A massive thank you to Aaron Babb from Aevum Physiotherapy for this blog post

About 90% of running injuries are overuse related and for runners their biggest enemy is often their own energy and enthusiasm. A common mistake that even myself as a running Physio has made is leaving training too late. I know there will be a lot of runners out there that will resonate with this. You booked an event 10 months ago, its now 8 months since and you haven’t been training enough, so what do you do? Quickly ramp up your training and boom, something starts hurting. I have been a running Physio for over 10 years and over that time I have held soooo many runners together with the wonders of sports tape, to the point where they could be misconstrued to be doing the event in a mummy’s costume.

There are a couple of basic rules that have been proven over time to largely prevent those injuries leading upto your first or hundredth running event and we’ll discuss them in this article.

We see a lot of muscle injuries in runners, but by far the most common presentation are tendon injuries and for this reason its important to further explain the tendon. The tendon is the connective tissue that attaches muscle to bone. It’s the junction point the muscle tissue uses to exert load through your skeletal system. See the image below indicating the achilles tendon which is the attachment of the calf muscle group to the heel bone.

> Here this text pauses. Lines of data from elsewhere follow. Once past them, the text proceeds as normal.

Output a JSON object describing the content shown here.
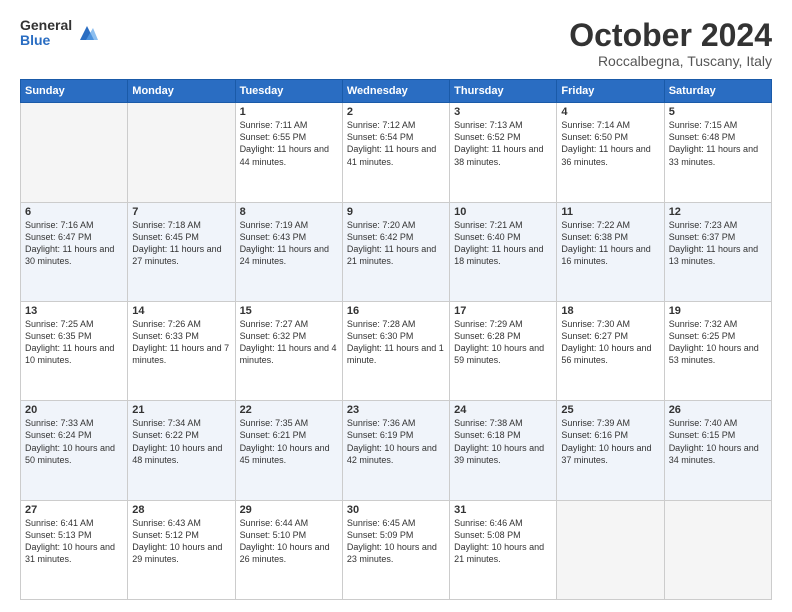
{
  "logo": {
    "general": "General",
    "blue": "Blue"
  },
  "title": "October 2024",
  "location": "Roccalbegna, Tuscany, Italy",
  "days_header": [
    "Sunday",
    "Monday",
    "Tuesday",
    "Wednesday",
    "Thursday",
    "Friday",
    "Saturday"
  ],
  "weeks": [
    {
      "alt": false,
      "days": [
        {
          "num": "",
          "info": "",
          "empty": true
        },
        {
          "num": "",
          "info": "",
          "empty": true
        },
        {
          "num": "1",
          "info": "Sunrise: 7:11 AM\nSunset: 6:55 PM\nDaylight: 11 hours and 44 minutes.",
          "empty": false
        },
        {
          "num": "2",
          "info": "Sunrise: 7:12 AM\nSunset: 6:54 PM\nDaylight: 11 hours and 41 minutes.",
          "empty": false
        },
        {
          "num": "3",
          "info": "Sunrise: 7:13 AM\nSunset: 6:52 PM\nDaylight: 11 hours and 38 minutes.",
          "empty": false
        },
        {
          "num": "4",
          "info": "Sunrise: 7:14 AM\nSunset: 6:50 PM\nDaylight: 11 hours and 36 minutes.",
          "empty": false
        },
        {
          "num": "5",
          "info": "Sunrise: 7:15 AM\nSunset: 6:48 PM\nDaylight: 11 hours and 33 minutes.",
          "empty": false
        }
      ]
    },
    {
      "alt": true,
      "days": [
        {
          "num": "6",
          "info": "Sunrise: 7:16 AM\nSunset: 6:47 PM\nDaylight: 11 hours and 30 minutes.",
          "empty": false
        },
        {
          "num": "7",
          "info": "Sunrise: 7:18 AM\nSunset: 6:45 PM\nDaylight: 11 hours and 27 minutes.",
          "empty": false
        },
        {
          "num": "8",
          "info": "Sunrise: 7:19 AM\nSunset: 6:43 PM\nDaylight: 11 hours and 24 minutes.",
          "empty": false
        },
        {
          "num": "9",
          "info": "Sunrise: 7:20 AM\nSunset: 6:42 PM\nDaylight: 11 hours and 21 minutes.",
          "empty": false
        },
        {
          "num": "10",
          "info": "Sunrise: 7:21 AM\nSunset: 6:40 PM\nDaylight: 11 hours and 18 minutes.",
          "empty": false
        },
        {
          "num": "11",
          "info": "Sunrise: 7:22 AM\nSunset: 6:38 PM\nDaylight: 11 hours and 16 minutes.",
          "empty": false
        },
        {
          "num": "12",
          "info": "Sunrise: 7:23 AM\nSunset: 6:37 PM\nDaylight: 11 hours and 13 minutes.",
          "empty": false
        }
      ]
    },
    {
      "alt": false,
      "days": [
        {
          "num": "13",
          "info": "Sunrise: 7:25 AM\nSunset: 6:35 PM\nDaylight: 11 hours and 10 minutes.",
          "empty": false
        },
        {
          "num": "14",
          "info": "Sunrise: 7:26 AM\nSunset: 6:33 PM\nDaylight: 11 hours and 7 minutes.",
          "empty": false
        },
        {
          "num": "15",
          "info": "Sunrise: 7:27 AM\nSunset: 6:32 PM\nDaylight: 11 hours and 4 minutes.",
          "empty": false
        },
        {
          "num": "16",
          "info": "Sunrise: 7:28 AM\nSunset: 6:30 PM\nDaylight: 11 hours and 1 minute.",
          "empty": false
        },
        {
          "num": "17",
          "info": "Sunrise: 7:29 AM\nSunset: 6:28 PM\nDaylight: 10 hours and 59 minutes.",
          "empty": false
        },
        {
          "num": "18",
          "info": "Sunrise: 7:30 AM\nSunset: 6:27 PM\nDaylight: 10 hours and 56 minutes.",
          "empty": false
        },
        {
          "num": "19",
          "info": "Sunrise: 7:32 AM\nSunset: 6:25 PM\nDaylight: 10 hours and 53 minutes.",
          "empty": false
        }
      ]
    },
    {
      "alt": true,
      "days": [
        {
          "num": "20",
          "info": "Sunrise: 7:33 AM\nSunset: 6:24 PM\nDaylight: 10 hours and 50 minutes.",
          "empty": false
        },
        {
          "num": "21",
          "info": "Sunrise: 7:34 AM\nSunset: 6:22 PM\nDaylight: 10 hours and 48 minutes.",
          "empty": false
        },
        {
          "num": "22",
          "info": "Sunrise: 7:35 AM\nSunset: 6:21 PM\nDaylight: 10 hours and 45 minutes.",
          "empty": false
        },
        {
          "num": "23",
          "info": "Sunrise: 7:36 AM\nSunset: 6:19 PM\nDaylight: 10 hours and 42 minutes.",
          "empty": false
        },
        {
          "num": "24",
          "info": "Sunrise: 7:38 AM\nSunset: 6:18 PM\nDaylight: 10 hours and 39 minutes.",
          "empty": false
        },
        {
          "num": "25",
          "info": "Sunrise: 7:39 AM\nSunset: 6:16 PM\nDaylight: 10 hours and 37 minutes.",
          "empty": false
        },
        {
          "num": "26",
          "info": "Sunrise: 7:40 AM\nSunset: 6:15 PM\nDaylight: 10 hours and 34 minutes.",
          "empty": false
        }
      ]
    },
    {
      "alt": false,
      "days": [
        {
          "num": "27",
          "info": "Sunrise: 6:41 AM\nSunset: 5:13 PM\nDaylight: 10 hours and 31 minutes.",
          "empty": false
        },
        {
          "num": "28",
          "info": "Sunrise: 6:43 AM\nSunset: 5:12 PM\nDaylight: 10 hours and 29 minutes.",
          "empty": false
        },
        {
          "num": "29",
          "info": "Sunrise: 6:44 AM\nSunset: 5:10 PM\nDaylight: 10 hours and 26 minutes.",
          "empty": false
        },
        {
          "num": "30",
          "info": "Sunrise: 6:45 AM\nSunset: 5:09 PM\nDaylight: 10 hours and 23 minutes.",
          "empty": false
        },
        {
          "num": "31",
          "info": "Sunrise: 6:46 AM\nSunset: 5:08 PM\nDaylight: 10 hours and 21 minutes.",
          "empty": false
        },
        {
          "num": "",
          "info": "",
          "empty": true
        },
        {
          "num": "",
          "info": "",
          "empty": true
        }
      ]
    }
  ]
}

There has been some excellent research indicating that tendons are less likely to get injured, the stronger the actual muscle is. But when we look closer it’s not exactly the strength adaptation in the muscle that is a deterrent to injury, it’s the adaptation that occurs to the tendon. Just as a muscle becomes bigger and stronger with exercise so does the tendon. The tendon needs to become thicker and be able to sustain the increased load that the newly stronger muscle can now generate, and this structural thickening is what can help to protect the tendon.

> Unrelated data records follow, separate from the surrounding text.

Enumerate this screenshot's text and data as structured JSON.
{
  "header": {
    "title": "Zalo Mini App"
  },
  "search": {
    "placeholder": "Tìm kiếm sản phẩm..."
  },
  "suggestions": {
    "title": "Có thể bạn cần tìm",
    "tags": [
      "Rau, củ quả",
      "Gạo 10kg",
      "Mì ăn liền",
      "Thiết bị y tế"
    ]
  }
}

A quote I often reproduce is that running is a single legged sport. At any time during the gait cycle one leg is driving you forward and because it is a repetitive movement the same tissue is constantly loaded. So with that in mind we need to ensure that the specific structures coming under load are well prepared to firstly tolerate and secondly produce the forces required. For this reason there are some excellent running specific strengthening exercises out there. At Aevum Physiotherapy we are often updating our social media with great suggestions. These exercises will not only help to create muscle and tendon adaptations to help ward off injury but also improve performance. Many runners are surprised when we show them how weak they are in specific areas to running. Even experienced runners that are doing 100km + per week but frequently getting injured. This is because their cardiovascular fitness is excellent, that is they can run a certain distance without feeling exhausted from a heart a lung perspective, but fail to realise that their muscles started to really struggle 10km back and their form went out the window, which biomechanically is a leading cause for injury – and the thing that makes us Physio’s pull worried faces.

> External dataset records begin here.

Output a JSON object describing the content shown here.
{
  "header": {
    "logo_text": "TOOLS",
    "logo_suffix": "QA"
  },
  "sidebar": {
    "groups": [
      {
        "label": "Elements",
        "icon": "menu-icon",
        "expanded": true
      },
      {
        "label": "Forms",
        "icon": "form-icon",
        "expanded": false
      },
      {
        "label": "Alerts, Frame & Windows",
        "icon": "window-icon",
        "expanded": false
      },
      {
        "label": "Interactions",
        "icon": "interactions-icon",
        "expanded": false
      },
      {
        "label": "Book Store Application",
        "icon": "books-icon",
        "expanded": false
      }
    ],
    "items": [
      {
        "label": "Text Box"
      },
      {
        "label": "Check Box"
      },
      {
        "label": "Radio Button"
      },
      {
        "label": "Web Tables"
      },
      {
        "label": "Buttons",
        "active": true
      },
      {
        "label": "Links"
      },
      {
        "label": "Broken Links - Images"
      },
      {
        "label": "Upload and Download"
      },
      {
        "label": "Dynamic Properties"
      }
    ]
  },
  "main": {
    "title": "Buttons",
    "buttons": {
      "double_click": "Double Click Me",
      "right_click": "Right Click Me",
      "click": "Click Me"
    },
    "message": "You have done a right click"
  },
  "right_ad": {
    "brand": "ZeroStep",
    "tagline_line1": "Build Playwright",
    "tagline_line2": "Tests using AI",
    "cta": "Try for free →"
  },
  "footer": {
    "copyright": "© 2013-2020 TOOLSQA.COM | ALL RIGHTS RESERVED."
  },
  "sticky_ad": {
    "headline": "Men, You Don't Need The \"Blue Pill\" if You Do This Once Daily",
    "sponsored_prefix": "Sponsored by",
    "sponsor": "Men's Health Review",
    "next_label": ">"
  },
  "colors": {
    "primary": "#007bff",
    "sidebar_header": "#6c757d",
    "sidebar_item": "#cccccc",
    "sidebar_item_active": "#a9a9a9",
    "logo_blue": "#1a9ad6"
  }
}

There is a rough rule that running Physio’s and coaches frequently apply called the 10% rule. Although this hasn’t been strongly validated with research it has been well tested through time to be an excellent starting point. The rule stipulates that a runner should avoid increasing their weekly load by more than 10% above the following week i.e. If your total running load was 2km last week then try upto 2.2km this week. The beauty of this simple rule is it gives the muscles and most importantly the tendons, time to adapt to the increased load gradually, significantly reducing the chance of injury. The key here is to program well leading unto your event and make sure your not rushing to get your training in last minute before the event.




Lastly niggles. Every runner gets them and they can’t be avoided. But what can be avoided is the potential for that grumpy little niggle to become a daily abusive reminder that something isn’t happy on your body. A lot of my runners have learnt this one over the time they have been seeing me. Due to the repetitive nature of running a small injury can quickly become a big one, particularly when preparing for a long event or doing significant total km’s in the week.

Most Physiotherapist’s experienced with treating runners will not think you are waisting their time or think you are a hypochondriac. More often than not a niggle is a sign that the tissue is beginning to break down under the current load it is under. Small changes in footwear, running surface or minor technique alterations can often be employed to reduce the load on a particular tissue enabling you to keep up with your training and prevent that niggle getting angry. The trick however is to get into see a running specialist Physio sooner rather than later so it can be a simple fix without requiring time off training.

Stay injury free so you can continue to love your running 🙂

Aaron Babb M.A.P.A

MAppSc (Physiotherapy)

BAppSc (Exercise Physiology)

Running Specialist Physiotherapist